Data for this task:
————

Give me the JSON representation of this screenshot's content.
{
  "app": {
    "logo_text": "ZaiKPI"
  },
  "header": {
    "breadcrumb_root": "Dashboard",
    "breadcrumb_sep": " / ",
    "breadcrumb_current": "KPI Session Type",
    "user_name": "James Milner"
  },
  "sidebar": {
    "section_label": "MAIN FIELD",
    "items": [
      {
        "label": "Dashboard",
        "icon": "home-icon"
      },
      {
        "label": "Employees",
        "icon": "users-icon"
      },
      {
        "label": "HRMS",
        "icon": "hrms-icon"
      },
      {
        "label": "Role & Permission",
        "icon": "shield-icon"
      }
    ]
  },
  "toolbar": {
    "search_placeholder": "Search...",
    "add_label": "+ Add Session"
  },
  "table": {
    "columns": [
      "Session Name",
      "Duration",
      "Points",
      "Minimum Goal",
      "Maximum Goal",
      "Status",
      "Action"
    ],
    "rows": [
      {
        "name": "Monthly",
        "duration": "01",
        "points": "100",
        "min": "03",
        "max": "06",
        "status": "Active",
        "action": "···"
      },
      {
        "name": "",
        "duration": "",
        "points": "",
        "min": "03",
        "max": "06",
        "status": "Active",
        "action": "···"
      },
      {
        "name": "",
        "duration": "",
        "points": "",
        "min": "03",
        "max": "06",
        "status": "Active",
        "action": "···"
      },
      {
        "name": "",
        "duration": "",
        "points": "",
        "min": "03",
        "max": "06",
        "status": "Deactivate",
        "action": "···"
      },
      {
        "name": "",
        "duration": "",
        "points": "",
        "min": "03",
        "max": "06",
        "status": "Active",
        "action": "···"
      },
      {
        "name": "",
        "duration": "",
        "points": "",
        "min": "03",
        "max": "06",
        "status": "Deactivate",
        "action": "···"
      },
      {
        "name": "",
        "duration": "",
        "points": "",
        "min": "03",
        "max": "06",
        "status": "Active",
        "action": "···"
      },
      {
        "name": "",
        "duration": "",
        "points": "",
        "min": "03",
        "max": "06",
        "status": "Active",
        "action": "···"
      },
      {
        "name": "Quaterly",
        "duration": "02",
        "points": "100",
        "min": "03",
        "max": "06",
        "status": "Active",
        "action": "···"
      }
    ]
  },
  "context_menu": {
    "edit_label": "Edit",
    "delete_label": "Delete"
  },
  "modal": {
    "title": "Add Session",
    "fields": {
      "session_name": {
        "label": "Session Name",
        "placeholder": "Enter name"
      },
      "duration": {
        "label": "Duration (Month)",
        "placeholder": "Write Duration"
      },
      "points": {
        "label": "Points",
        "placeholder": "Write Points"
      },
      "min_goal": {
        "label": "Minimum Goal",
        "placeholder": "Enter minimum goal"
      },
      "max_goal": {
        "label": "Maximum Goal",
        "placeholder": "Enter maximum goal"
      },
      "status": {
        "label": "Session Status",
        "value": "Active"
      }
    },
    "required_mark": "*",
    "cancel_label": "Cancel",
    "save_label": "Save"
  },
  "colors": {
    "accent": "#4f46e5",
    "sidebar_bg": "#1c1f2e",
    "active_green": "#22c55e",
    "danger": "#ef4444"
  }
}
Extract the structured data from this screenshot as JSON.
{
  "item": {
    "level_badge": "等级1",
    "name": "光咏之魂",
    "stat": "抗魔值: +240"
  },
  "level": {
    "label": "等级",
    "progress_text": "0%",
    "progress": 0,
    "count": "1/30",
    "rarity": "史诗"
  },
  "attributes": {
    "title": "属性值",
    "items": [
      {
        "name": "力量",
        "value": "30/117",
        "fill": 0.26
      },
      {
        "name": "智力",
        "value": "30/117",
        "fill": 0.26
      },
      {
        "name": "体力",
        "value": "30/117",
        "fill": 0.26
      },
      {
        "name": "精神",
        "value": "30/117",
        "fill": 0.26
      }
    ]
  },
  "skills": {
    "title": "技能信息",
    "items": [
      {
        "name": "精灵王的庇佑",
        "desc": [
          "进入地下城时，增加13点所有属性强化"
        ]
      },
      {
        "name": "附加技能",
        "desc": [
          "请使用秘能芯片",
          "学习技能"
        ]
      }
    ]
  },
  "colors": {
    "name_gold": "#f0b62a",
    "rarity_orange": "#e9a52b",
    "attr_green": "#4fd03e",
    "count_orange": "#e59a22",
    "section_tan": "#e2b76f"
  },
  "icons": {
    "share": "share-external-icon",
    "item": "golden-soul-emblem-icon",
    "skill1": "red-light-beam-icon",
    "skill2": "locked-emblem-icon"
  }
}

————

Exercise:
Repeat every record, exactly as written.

Result of the task:
Give me the JSON representation of this screenshot's content.
{
  "app": {
    "logo_text": "ZaiKPI"
  },
  "header": {
    "breadcrumb_root": "Dashboard",
    "breadcrumb_sep": " / ",
    "breadcrumb_current": "KPI Session Type",
    "user_name": "James Milner"
  },
  "sidebar": {
    "section_label": "MAIN FIELD",
    "items": [
      {
        "label": "Dashboard",
        "icon": "home-icon"
      },
      {
        "label": "Employees",
        "icon": "users-icon"
      },
      {
        "label": "HRMS",
        "icon": "hrms-icon"
      },
      {
        "label": "Role & Permission",
        "icon": "shield-icon"
      }
    ]
  },
  "toolbar": {
    "search_placeholder": "Search...",
    "add_label": "+ Add Session"
  },
  "table": {
    "columns": [
      "Session Name",
      "Duration",
      "Points",
      "Minimum Goal",
      "Maximum Goal",
      "Status",
      "Action"
    ],
    "rows": [
      {
        "name": "Monthly",
        "duration": "01",
        "points": "100",
        "min": "03",
        "max": "06",
        "status": "Active",
        "action": "···"
      },
      {
        "name": "",
        "duration": "",
        "points": "",
        "min": "03",
        "max": "06",
        "status": "Active",
        "action": "···"
      },
      {
        "name": "",
        "duration": "",
        "points": "",
        "min": "03",
        "max": "06",
        "status": "Active",
        "action": "···"
      },
      {
        "name": "",
        "duration": "",
        "points": "",
        "min": "03",
        "max": "06",
        "status": "Deactivate",
        "action": "···"
      },
      {
        "name": "",
        "duration": "",
        "points": "",
        "min": "03",
        "max": "06",
        "status": "Active",
        "action": "···"
      },
      {
        "name": "",
        "duration": "",
        "points": "",
        "min": "03",
        "max": "06",
        "status": "Deactivate",
        "action": "···"
      },
      {
        "name": "",
        "duration": "",
        "points": "",
        "min": "03",
        "max": "06",
        "status": "Active",
        "action": "···"
      },
      {
        "name": "",
        "duration": "",
        "points": "",
        "min": "03",
        "max": "06",
        "status": "Active",
        "action": "···"
      },
      {
        "name": "Quaterly",
        "duration": "02",
        "points": "100",
        "min": "03",
        "max": "06",
        "status": "Active",
        "action": "···"
      }
    ]
  },
  "context_menu": {
    "edit_label": "Edit",
    "delete_label": "Delete"
  },
  "modal": {
    "title": "Add Session",
    "fields": {
      "session_name": {
        "label": "Session Name",
        "placeholder": "Enter name"
      },
      "duration": {
        "label": "Duration (Month)",
        "placeholder": "Write Duration"
      },
      "points": {
        "label": "Points",
        "placeholder": "Write Points"
      },
      "min_goal": {
        "label": "Minimum Goal",
        "placeholder": "Enter minimum goal"
      },
      "max_goal": {
        "label": "Maximum Goal",
        "placeholder": "Enter maximum goal"
      },
      "status": {
        "label": "Session Status",
        "value": "Active"
      }
    },
    "required_mark": "*",
    "cancel_label": "Cancel",
    "save_label": "Save"
  },
  "colors": {
    "accent": "#4f46e5",
    "sidebar_bg": "#1c1f2e",
    "active_green": "#22c55e",
    "danger": "#ef4444"
  }
}
Extract the structured data from this screenshot as JSON.
{
  "item": {
    "level_badge": "等级1",
    "name": "光咏之魂",
    "stat": "抗魔值: +240"
  },
  "level": {
    "label": "等级",
    "progress_text": "0%",
    "progress": 0,
    "count": "1/30",
    "rarity": "史诗"
  },
  "attributes": {
    "title": "属性值",
    "items": [
      {
        "name": "力量",
        "value": "30/117",
        "fill": 0.26
      },
      {
        "name": "智力",
        "value": "30/117",
        "fill": 0.26
      },
      {
        "name": "体力",
        "value": "30/117",
        "fill": 0.26
      },
      {
        "name": "精神",
        "value": "30/117",
        "fill": 0.26
      }
    ]
  },
  "skills": {
    "title": "技能信息",
    "items": [
      {
        "name": "精灵王的庇佑",
        "desc": [
          "进入地下城时，增加13点所有属性强化"
        ]
      },
      {
        "name": "附加技能",
        "desc": [
          "请使用秘能芯片",
          "学习技能"
        ]
      }
    ]
  },
  "colors": {
    "name_gold": "#f0b62a",
    "rarity_orange": "#e9a52b",
    "attr_green": "#4fd03e",
    "count_orange": "#e59a22",
    "section_tan": "#e2b76f"
  },
  "icons": {
    "share": "share-external-icon",
    "item": "golden-soul-emblem-icon",
    "skill1": "red-light-beam-icon",
    "skill2": "locked-emblem-icon"
  }
}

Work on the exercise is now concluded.